After awhile I stopped talking about the mugging, which seemed like the best way to shut down the racist attitudes that plagued almost every dialogue. But I regret not pushing back on it, though back then I didn’t have a single clue how to engage someone in that conversation.
This, I saw clearly for the first time, is how racism thrives in our social world: not just through direct language, but in subtle and non-verbal insinuations and implications (sometimes referred to as microaggressions) that are harder to quantify, but can add up to something equally harmful.
Conversations about racism are challenging under the best of circumstances. I certainly don’t have it all figured out, but I believe it’s a skill worth pursuing. I found an excellent guide book in the form of, “So You Want to Talk About Race”, by the acclaimed author and journalist Ijeoma Oluo.
The book is written in a straightforward but descriptive style, with admirable personal candor. Oluo offers advice about how to converse on topics of race without becoming defensive or shutting down. She uses stories from her own life, including her experiences as the daughter of a Nigerian father and a white mother, to illustrate ways that conversations can promote true understanding, or go completely awry. She also answers many of the questions about race that she receives on social media and elsewhere, using a combination of personal anecdotes, American (and global) racial history, and statistical data that is highly compelling and instructive.
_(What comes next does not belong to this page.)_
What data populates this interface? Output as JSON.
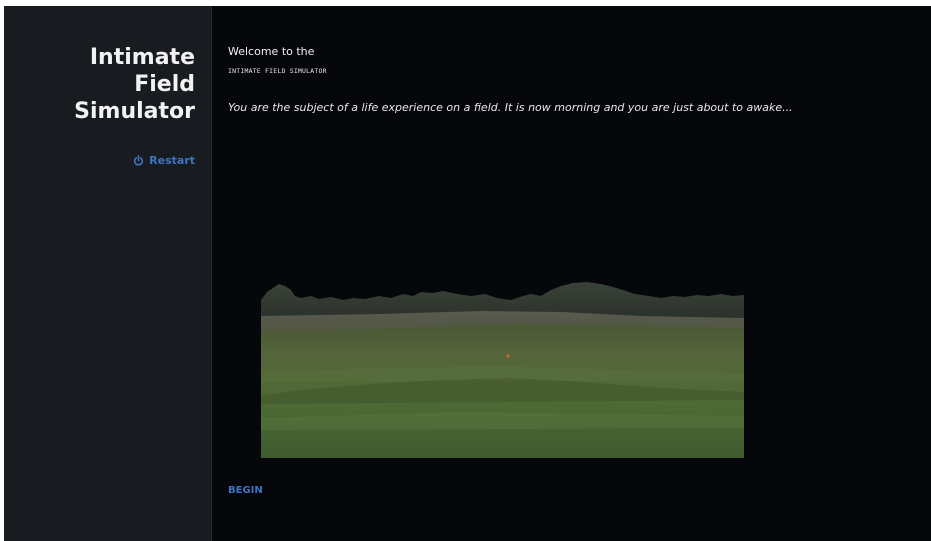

Oluo doesn’t let you off easy, but she is not a scold. She’s an intelligent, insightful, and compassionate guide who believes each of us is accountable for our part in perpetuating systemic racism. Reading her book made me recognize that I have a long way to go in my understanding of this issue. It also made me much more aware of how subtle and insidious everyday racism can be. Seeing the world through her eyes is powerful (by the way, she also has a brand-new book called, “Be A Revolution: How Everyday People Are Fighting Oppression and Changing the World-And How You Can, Too” and it’s available now!).
I don’t ever want to nod along unconsciously when someone tries to rope me into a conversation that is tinged with racism. Oluo’s book taught me how to work toward a productive dialogue that leaves room for truth and understanding to bloom. I’m still learning, and I plan to continue as long as I live. If you’re nodding, go and buy her book!